The RSC maintains this Site for your information, education, communication, and personal entertainment. You may browse, download or print out one copy of the material displayed on the Site for your personal, non-commercial, non-public use, but you must retain all copyright and other proprietary notices contained on the materials. You may not further copy, alter, distribute or otherwise use any of the materials from this Site without the advance, written consent of the RSC. The images may not be posted on any website, shared in any disc library, image storage mechanism, network system or similar arrangement. Pornographic, defamatory, libellous, scandalous, fraudulent, immoral, infringing or otherwise unlawful use of the Images is, of course, prohibited.

If you wish to use the Images in a manner not permitted by these terms and conditions please contact the Publishing Services Department by email. If you are in any doubt, please ask.

Commercial use of the Images will be charged at a rate based on the particular use, prices on application. In such cases we would ask you to sign a Visual Elements licence agreement, tailored to the specific use you propose.

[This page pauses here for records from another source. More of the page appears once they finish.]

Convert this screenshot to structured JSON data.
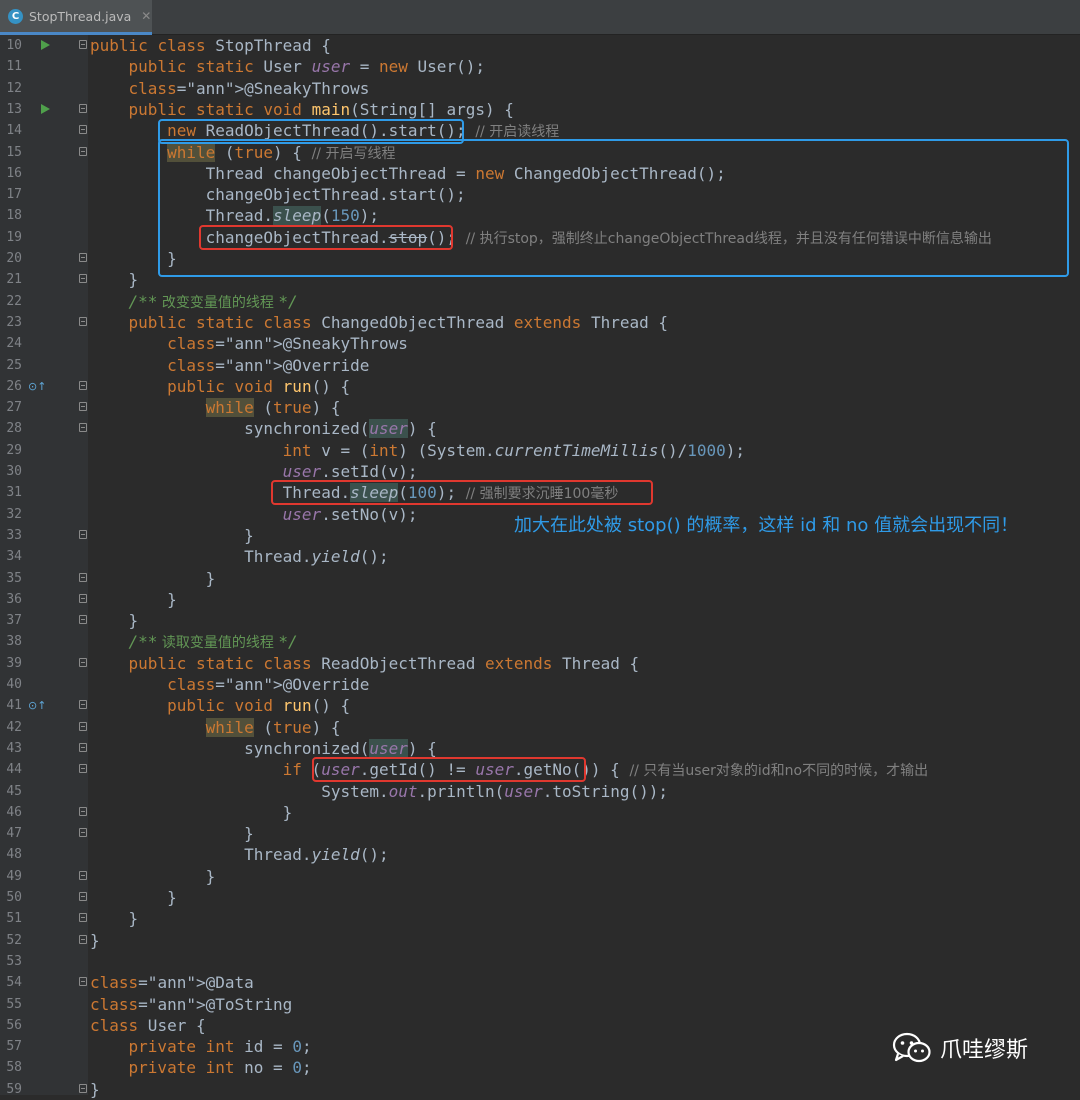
{
  "tab": {
    "title": "StopThread.java",
    "icon": "C",
    "close": "✕"
  },
  "annotation": "加大在此处被 stop() 的概率，这样 id 和 no 值就会出现不同！",
  "watermark": {
    "label": "爪哇缪斯",
    "icon": "wechat-icon"
  },
  "colors": {
    "keyword": "#cc7832",
    "field": "#9876aa",
    "number": "#6897bb",
    "annotation": "#bbb529",
    "comment": "#808080",
    "doc": "#629755",
    "box_blue": "#2f9be8",
    "box_red": "#e0382f"
  },
  "lines": [
    {
      "n": 10,
      "code": "public class StopThread {"
    },
    {
      "n": 11,
      "code": "    public static User user = new User();"
    },
    {
      "n": 12,
      "code": "    @SneakyThrows"
    },
    {
      "n": 13,
      "code": "    public static void main(String[] args) {"
    },
    {
      "n": 14,
      "code": "        new ReadObjectThread().start(); // 开启读线程"
    },
    {
      "n": 15,
      "code": "        while (true) { // 开启写线程"
    },
    {
      "n": 16,
      "code": "            Thread changeObjectThread = new ChangedObjectThread();"
    },
    {
      "n": 17,
      "code": "            changeObjectThread.start();"
    },
    {
      "n": 18,
      "code": "            Thread.sleep(150);"
    },
    {
      "n": 19,
      "code": "            changeObjectThread.stop(); // 执行stop，强制终止changeObjectThread线程，并且没有任何错误中断信息输出"
    },
    {
      "n": 20,
      "code": "        }"
    },
    {
      "n": 21,
      "code": "    }"
    },
    {
      "n": 22,
      "code": "    /** 改变变量值的线程 */"
    },
    {
      "n": 23,
      "code": "    public static class ChangedObjectThread extends Thread {"
    },
    {
      "n": 24,
      "code": "        @SneakyThrows"
    },
    {
      "n": 25,
      "code": "        @Override"
    },
    {
      "n": 26,
      "code": "        public void run() {"
    },
    {
      "n": 27,
      "code": "            while (true) {"
    },
    {
      "n": 28,
      "code": "                synchronized(user) {"
    },
    {
      "n": 29,
      "code": "                    int v = (int) (System.currentTimeMillis()/1000);"
    },
    {
      "n": 30,
      "code": "                    user.setId(v);"
    },
    {
      "n": 31,
      "code": "                    Thread.sleep(100); // 强制要求沉睡100毫秒"
    },
    {
      "n": 32,
      "code": "                    user.setNo(v);"
    },
    {
      "n": 33,
      "code": "                }"
    },
    {
      "n": 34,
      "code": "                Thread.yield();"
    },
    {
      "n": 35,
      "code": "            }"
    },
    {
      "n": 36,
      "code": "        }"
    },
    {
      "n": 37,
      "code": "    }"
    },
    {
      "n": 38,
      "code": "    /** 读取变量值的线程 */"
    },
    {
      "n": 39,
      "code": "    public static class ReadObjectThread extends Thread {"
    },
    {
      "n": 40,
      "code": "        @Override"
    },
    {
      "n": 41,
      "code": "        public void run() {"
    },
    {
      "n": 42,
      "code": "            while (true) {"
    },
    {
      "n": 43,
      "code": "                synchronized(user) {"
    },
    {
      "n": 44,
      "code": "                    if (user.getId() != user.getNo()) { // 只有当user对象的id和no不同的时候，才输出"
    },
    {
      "n": 45,
      "code": "                        System.out.println(user.toString());"
    },
    {
      "n": 46,
      "code": "                    }"
    },
    {
      "n": 47,
      "code": "                }"
    },
    {
      "n": 48,
      "code": "                Thread.yield();"
    },
    {
      "n": 49,
      "code": "            }"
    },
    {
      "n": 50,
      "code": "        }"
    },
    {
      "n": 51,
      "code": "    }"
    },
    {
      "n": 52,
      "code": "}"
    },
    {
      "n": 53,
      "code": ""
    },
    {
      "n": 54,
      "code": "@Data"
    },
    {
      "n": 55,
      "code": "@ToString"
    },
    {
      "n": 56,
      "code": "class User {"
    },
    {
      "n": 57,
      "code": "    private int id = 0;"
    },
    {
      "n": 58,
      "code": "    private int no = 0;"
    },
    {
      "n": 59,
      "code": "}"
    }
  ]
}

The RSC makes no representations whatsoever about the suitability of the information contained in the documents and related graphics published on this Site for any purpose. All such documents and related graphics are provided "as is" without any representation or endorsement made and warranty of any kind, whether expressed or implied, including but not limited to the implied warranties of fitness for a particular purpose, non-infringement, compatibility, security and accuracy.

In no event shall the RSC be liable for any damages including, without limitation, indirect or consequential damages, or any damages whatsoever arising from use or loss of use, data or profits, whether in action of contract, negligence or other tortious action, arising out of or in connection with the use of the material available from this Site. Nor shall the RSC be in any event liable for any damage to your computer equipment or software which may occur on account of your access to or use of the Site, or your downloading of materials, data, text, software, or images from the Site, whether caused by a virus, bug or otherwise.

We hope that you enjoy your visit to this Site. We welcome your feedback.


Visual Elements images and videos
© Murray Robertson 1998–2017.



W. M. Haynes, ed., CRC Handbook of Chemistry and Physics, CRC Press/Taylor and Francis, Boca Raton, FL, 95th Edition, Internet Version 2015, accessed December 2014.
Tables of Physical & Chemical Constants, Kaye & Laby Online, 16th edition, 1995. Version 1.0 (2005), accessed December 2014.
J. S. Coursey, D. J. Schwab, J. J. Tsai, and R. A. Dragoset, Atomic Weights and Isotopic Compositions (version 4.1), 2015, National Institute of Standards and Technology, Gaithersburg, MD, accessed November 2016.
T. L. Cottrell, The Strengths of Chemical Bonds, Butterworth, London, 1954.


Uses and properties

John Emsley, Nature’s Building Blocks: An A-Z Guide to the Elements, Oxford University Press, New York, 2nd Edition, 2011.
Thomas Jefferson National Accelerator Facility - Office of Science Education, It’s Elemental - The Periodic Table of Elements, accessed December 2014.
Periodic Table of Videos, accessed December 2014.


Supply risk data

Derived in part from material provided by the British Geological Survey © NERC.


History text

Elements 1–112, 114, 116 and 117 © John Emsley 2012. Elements 113, 115, 117 and 118 © Royal Society of Chemistry 2017.



Produced by The Naked Scientists.


Periodic Table of Videos

Created by video journalist Brady Haran working with chemists at The University of Nottingham.
  • Download our free Periodic Table app for mobile phones and tablets.
  • App Store
  • Google play